Given information>
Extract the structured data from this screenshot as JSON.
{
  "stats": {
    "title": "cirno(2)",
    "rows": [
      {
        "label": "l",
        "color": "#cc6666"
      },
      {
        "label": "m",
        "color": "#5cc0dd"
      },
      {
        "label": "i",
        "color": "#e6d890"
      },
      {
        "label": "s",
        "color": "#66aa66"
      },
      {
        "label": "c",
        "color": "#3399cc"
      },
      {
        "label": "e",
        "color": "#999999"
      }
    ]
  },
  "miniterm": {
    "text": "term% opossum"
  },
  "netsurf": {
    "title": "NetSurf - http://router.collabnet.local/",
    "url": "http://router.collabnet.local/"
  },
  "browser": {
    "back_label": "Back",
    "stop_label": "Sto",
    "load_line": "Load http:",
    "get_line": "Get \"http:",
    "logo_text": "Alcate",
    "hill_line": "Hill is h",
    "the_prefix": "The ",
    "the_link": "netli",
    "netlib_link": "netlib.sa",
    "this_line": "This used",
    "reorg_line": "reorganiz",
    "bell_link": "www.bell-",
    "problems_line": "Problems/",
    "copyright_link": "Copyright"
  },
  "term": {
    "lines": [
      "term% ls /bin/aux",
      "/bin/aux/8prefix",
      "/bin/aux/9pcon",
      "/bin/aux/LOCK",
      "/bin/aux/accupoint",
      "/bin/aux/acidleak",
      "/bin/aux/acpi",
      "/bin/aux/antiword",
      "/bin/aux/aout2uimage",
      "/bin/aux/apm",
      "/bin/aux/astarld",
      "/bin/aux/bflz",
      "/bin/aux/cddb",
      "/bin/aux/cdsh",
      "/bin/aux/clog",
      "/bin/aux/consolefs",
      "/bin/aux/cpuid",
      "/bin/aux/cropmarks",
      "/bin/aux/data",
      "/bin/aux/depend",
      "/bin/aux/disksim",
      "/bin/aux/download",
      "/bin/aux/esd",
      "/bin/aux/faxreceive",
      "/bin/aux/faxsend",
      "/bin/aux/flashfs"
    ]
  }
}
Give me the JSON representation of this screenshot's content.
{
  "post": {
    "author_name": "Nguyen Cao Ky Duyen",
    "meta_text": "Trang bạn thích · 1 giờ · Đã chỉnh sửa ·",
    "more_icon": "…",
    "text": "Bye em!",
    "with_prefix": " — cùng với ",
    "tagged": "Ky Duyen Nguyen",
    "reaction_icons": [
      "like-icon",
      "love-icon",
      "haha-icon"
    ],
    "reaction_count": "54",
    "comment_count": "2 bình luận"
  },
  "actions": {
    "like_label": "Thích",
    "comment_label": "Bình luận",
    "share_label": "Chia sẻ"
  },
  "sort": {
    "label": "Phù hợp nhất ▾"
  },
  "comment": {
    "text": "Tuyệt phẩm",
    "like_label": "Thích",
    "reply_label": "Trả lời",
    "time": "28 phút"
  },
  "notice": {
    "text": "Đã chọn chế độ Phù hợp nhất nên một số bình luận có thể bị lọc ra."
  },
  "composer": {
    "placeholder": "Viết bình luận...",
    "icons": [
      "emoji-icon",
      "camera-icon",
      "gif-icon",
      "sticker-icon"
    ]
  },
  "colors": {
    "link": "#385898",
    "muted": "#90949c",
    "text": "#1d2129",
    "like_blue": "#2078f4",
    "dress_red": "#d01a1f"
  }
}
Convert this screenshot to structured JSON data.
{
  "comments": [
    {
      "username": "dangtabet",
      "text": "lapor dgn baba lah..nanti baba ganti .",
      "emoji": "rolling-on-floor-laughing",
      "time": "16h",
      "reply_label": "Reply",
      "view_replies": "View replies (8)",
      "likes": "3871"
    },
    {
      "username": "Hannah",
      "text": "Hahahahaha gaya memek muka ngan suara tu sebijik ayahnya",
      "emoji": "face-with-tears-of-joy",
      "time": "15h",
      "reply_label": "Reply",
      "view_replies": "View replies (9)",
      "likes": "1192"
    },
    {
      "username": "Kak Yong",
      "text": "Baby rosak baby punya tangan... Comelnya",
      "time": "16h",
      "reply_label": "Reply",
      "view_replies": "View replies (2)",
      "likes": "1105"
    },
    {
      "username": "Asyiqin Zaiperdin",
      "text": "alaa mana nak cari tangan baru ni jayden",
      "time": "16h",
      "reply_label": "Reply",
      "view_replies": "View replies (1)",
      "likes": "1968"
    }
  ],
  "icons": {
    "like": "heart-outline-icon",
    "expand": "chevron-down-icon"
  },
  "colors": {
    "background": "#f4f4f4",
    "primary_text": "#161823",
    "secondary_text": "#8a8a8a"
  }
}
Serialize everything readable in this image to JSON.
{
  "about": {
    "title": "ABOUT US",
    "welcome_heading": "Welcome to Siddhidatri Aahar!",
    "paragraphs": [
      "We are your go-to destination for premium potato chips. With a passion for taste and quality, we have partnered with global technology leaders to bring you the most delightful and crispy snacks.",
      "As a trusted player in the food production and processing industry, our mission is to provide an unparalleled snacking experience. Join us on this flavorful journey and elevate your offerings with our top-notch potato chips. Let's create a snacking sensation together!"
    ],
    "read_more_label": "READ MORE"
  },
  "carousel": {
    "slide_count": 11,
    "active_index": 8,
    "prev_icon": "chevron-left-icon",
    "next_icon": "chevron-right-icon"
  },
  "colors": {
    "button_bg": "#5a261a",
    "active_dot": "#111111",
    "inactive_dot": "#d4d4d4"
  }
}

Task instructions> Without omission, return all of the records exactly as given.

Result of the task>
Extract the structured data from this screenshot as JSON.
{
  "stats": {
    "title": "cirno(2)",
    "rows": [
      {
        "label": "l",
        "color": "#cc6666"
      },
      {
        "label": "m",
        "color": "#5cc0dd"
      },
      {
        "label": "i",
        "color": "#e6d890"
      },
      {
        "label": "s",
        "color": "#66aa66"
      },
      {
        "label": "c",
        "color": "#3399cc"
      },
      {
        "label": "e",
        "color": "#999999"
      }
    ]
  },
  "miniterm": {
    "text": "term% opossum"
  },
  "netsurf": {
    "title": "NetSurf - http://router.collabnet.local/",
    "url": "http://router.collabnet.local/"
  },
  "browser": {
    "back_label": "Back",
    "stop_label": "Sto",
    "load_line": "Load http:",
    "get_line": "Get \"http:",
    "logo_text": "Alcate",
    "hill_line": "Hill is h",
    "the_prefix": "The ",
    "the_link": "netli",
    "netlib_link": "netlib.sa",
    "this_line": "This used",
    "reorg_line": "reorganiz",
    "bell_link": "www.bell-",
    "problems_line": "Problems/",
    "copyright_link": "Copyright"
  },
  "term": {
    "lines": [
      "term% ls /bin/aux",
      "/bin/aux/8prefix",
      "/bin/aux/9pcon",
      "/bin/aux/LOCK",
      "/bin/aux/accupoint",
      "/bin/aux/acidleak",
      "/bin/aux/acpi",
      "/bin/aux/antiword",
      "/bin/aux/aout2uimage",
      "/bin/aux/apm",
      "/bin/aux/astarld",
      "/bin/aux/bflz",
      "/bin/aux/cddb",
      "/bin/aux/cdsh",
      "/bin/aux/clog",
      "/bin/aux/consolefs",
      "/bin/aux/cpuid",
      "/bin/aux/cropmarks",
      "/bin/aux/data",
      "/bin/aux/depend",
      "/bin/aux/disksim",
      "/bin/aux/download",
      "/bin/aux/esd",
      "/bin/aux/faxreceive",
      "/bin/aux/faxsend",
      "/bin/aux/flashfs"
    ]
  }
}
Give me the JSON representation of this screenshot's content.
{
  "post": {
    "author_name": "Nguyen Cao Ky Duyen",
    "meta_text": "Trang bạn thích · 1 giờ · Đã chỉnh sửa ·",
    "more_icon": "…",
    "text": "Bye em!",
    "with_prefix": " — cùng với ",
    "tagged": "Ky Duyen Nguyen",
    "reaction_icons": [
      "like-icon",
      "love-icon",
      "haha-icon"
    ],
    "reaction_count": "54",
    "comment_count": "2 bình luận"
  },
  "actions": {
    "like_label": "Thích",
    "comment_label": "Bình luận",
    "share_label": "Chia sẻ"
  },
  "sort": {
    "label": "Phù hợp nhất ▾"
  },
  "comment": {
    "text": "Tuyệt phẩm",
    "like_label": "Thích",
    "reply_label": "Trả lời",
    "time": "28 phút"
  },
  "notice": {
    "text": "Đã chọn chế độ Phù hợp nhất nên một số bình luận có thể bị lọc ra."
  },
  "composer": {
    "placeholder": "Viết bình luận...",
    "icons": [
      "emoji-icon",
      "camera-icon",
      "gif-icon",
      "sticker-icon"
    ]
  },
  "colors": {
    "link": "#385898",
    "muted": "#90949c",
    "text": "#1d2129",
    "like_blue": "#2078f4",
    "dress_red": "#d01a1f"
  }
}
Convert this screenshot to structured JSON data.
{
  "comments": [
    {
      "username": "dangtabet",
      "text": "lapor dgn baba lah..nanti baba ganti .",
      "emoji": "rolling-on-floor-laughing",
      "time": "16h",
      "reply_label": "Reply",
      "view_replies": "View replies (8)",
      "likes": "3871"
    },
    {
      "username": "Hannah",
      "text": "Hahahahaha gaya memek muka ngan suara tu sebijik ayahnya",
      "emoji": "face-with-tears-of-joy",
      "time": "15h",
      "reply_label": "Reply",
      "view_replies": "View replies (9)",
      "likes": "1192"
    },
    {
      "username": "Kak Yong",
      "text": "Baby rosak baby punya tangan... Comelnya",
      "time": "16h",
      "reply_label": "Reply",
      "view_replies": "View replies (2)",
      "likes": "1105"
    },
    {
      "username": "Asyiqin Zaiperdin",
      "text": "alaa mana nak cari tangan baru ni jayden",
      "time": "16h",
      "reply_label": "Reply",
      "view_replies": "View replies (1)",
      "likes": "1968"
    }
  ],
  "icons": {
    "like": "heart-outline-icon",
    "expand": "chevron-down-icon"
  },
  "colors": {
    "background": "#f4f4f4",
    "primary_text": "#161823",
    "secondary_text": "#8a8a8a"
  }
}
Serialize everything readable in this image to JSON.
{
  "about": {
    "title": "ABOUT US",
    "welcome_heading": "Welcome to Siddhidatri Aahar!",
    "paragraphs": [
      "We are your go-to destination for premium potato chips. With a passion for taste and quality, we have partnered with global technology leaders to bring you the most delightful and crispy snacks.",
      "As a trusted player in the food production and processing industry, our mission is to provide an unparalleled snacking experience. Join us on this flavorful journey and elevate your offerings with our top-notch potato chips. Let's create a snacking sensation together!"
    ],
    "read_more_label": "READ MORE"
  },
  "carousel": {
    "slide_count": 11,
    "active_index": 8,
    "prev_icon": "chevron-left-icon",
    "next_icon": "chevron-right-icon"
  },
  "colors": {
    "button_bg": "#5a261a",
    "active_dot": "#111111",
    "inactive_dot": "#d4d4d4"
  }
}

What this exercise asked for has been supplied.